And he said that community pharmacies need a guarantee that the service is ‘here to stay’, given the investment that the sector has been asked to make in it.

In an interview with The Pharmacist last week, Mr Rees said ‘the vast majority of pharmacies are delivering Pharmacy First and getting really positive feedback from patients’.

But he said that politicians and the NHS needed to consider ‘the human impact’ of delivering the service.

‘The human side is that this is being delivered on top of an already distressed system. The human side is that people had to prepare for this in a very short period of time, learning new protocols and new skills at night, learning them on a Sunday,’ Mr Rees said.

‘So, it’s incredibly tough, and there will be a human cost.’

He added: ‘Pharmacy time and time again steps up to the mark, like it did during the Covid pandemic. And it will do so again. But it will be an almighty struggle. And there is going to be human cost.’

And he said: ‘I think it’s time that the NHS and the politicians actually took a step back and considered the human impact that is being played out in pharmacies up and down the country.

‘Independent community pharmacists will keep on delivering and delivering really well, and the system will bed down increasingly, but there will be a human cost.

‘And I think policymakers, whilst they look at spreadsheets and numbers, they also need to think about the human cost and provide the right support for the independent community pharmacy sector – A. because that's what's right for patients, and B. because that's right for the humans who are behind the system, working round the clock, six days a week, sometimes seven days a week to deliver this amazing service.’

Mr Rees also called for a guarantee that the Pharmacy First service would remain beyond the two years of funding currently allocated to it.
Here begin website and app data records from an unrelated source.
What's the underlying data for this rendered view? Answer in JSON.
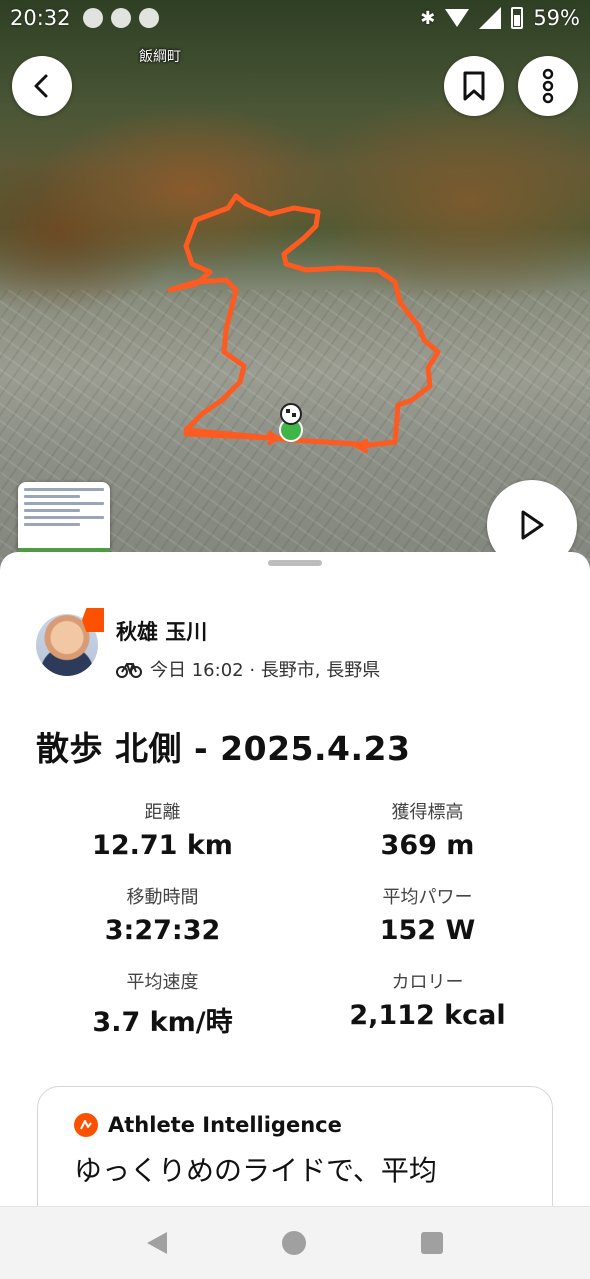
{
  "status_bar": {
    "time": "20:32",
    "battery": "59%",
    "icons": [
      "facebook-icon",
      "messenger-icon",
      "image-icon",
      "bluetooth-icon",
      "wifi-icon",
      "signal-icon",
      "battery-icon"
    ]
  },
  "map": {
    "town_label": "飯綱町",
    "route_color": "#fc5200",
    "start_marker_color": "#3fb54a"
  },
  "athlete": {
    "name": "秋雄 玉川",
    "meta": "今日 16:02 · 長野市, 長野県",
    "activity_icon": "bike-icon"
  },
  "activity": {
    "title": "散歩 北側 - 2025.4.23"
  },
  "stats": [
    {
      "label": "距離",
      "value": "12.71 km"
    },
    {
      "label": "獲得標高",
      "value": "369 m"
    },
    {
      "label": "移動時間",
      "value": "3:27:32"
    },
    {
      "label": "平均パワー",
      "value": "152 W"
    },
    {
      "label": "平均速度",
      "value": "3.7 km/時"
    },
    {
      "label": "カロリー",
      "value": "2,112 kcal"
    }
  ],
  "athlete_intelligence": {
    "title": "Athlete Intelligence",
    "text": "ゆっくりめのライドで、平均"
  },
  "colors": {
    "accent": "#fc5200"
  }
}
‘We’re asking community pharmacies to spend money on putting in consulting rooms, to spend time on learning new skills, and new delivery pathways for a system that in two years’ time could be withdrawn from them.

‘We hope that obviously Pharmacy First is here to stay. I think it's what the public wants. We think it is what politicians want. But pharmacists haven't been given any certainty that that is the case,’ he said.

Mr Rees also told The Pharmacist that the government needed to do more to support the community pharmacy workforce.

‘I think more people need to be attracted into pharmacy in the first place. But I think once people are attracted into pharmacy, they need to be attracted into community pharmacy,’ he said.

‘Community pharmacy faces competition from hospitals, and from general practice, and the full mapping by the NHS and politicians to make sure that community pharmacy is just as attractive for people coming into pharmacy hasn't been done.

‘And so many people train up in community pharmacy and start their careers there and then are pulled away to hospitals or general practice. Well, that's not fair.’

And he suggested that the community pharmacy workforce was ‘a government and NHS issue’ to solve, highlighting the difference in workforce support provided within the pharmacy and GP contracts.

The government and NHSE were contacted for comment.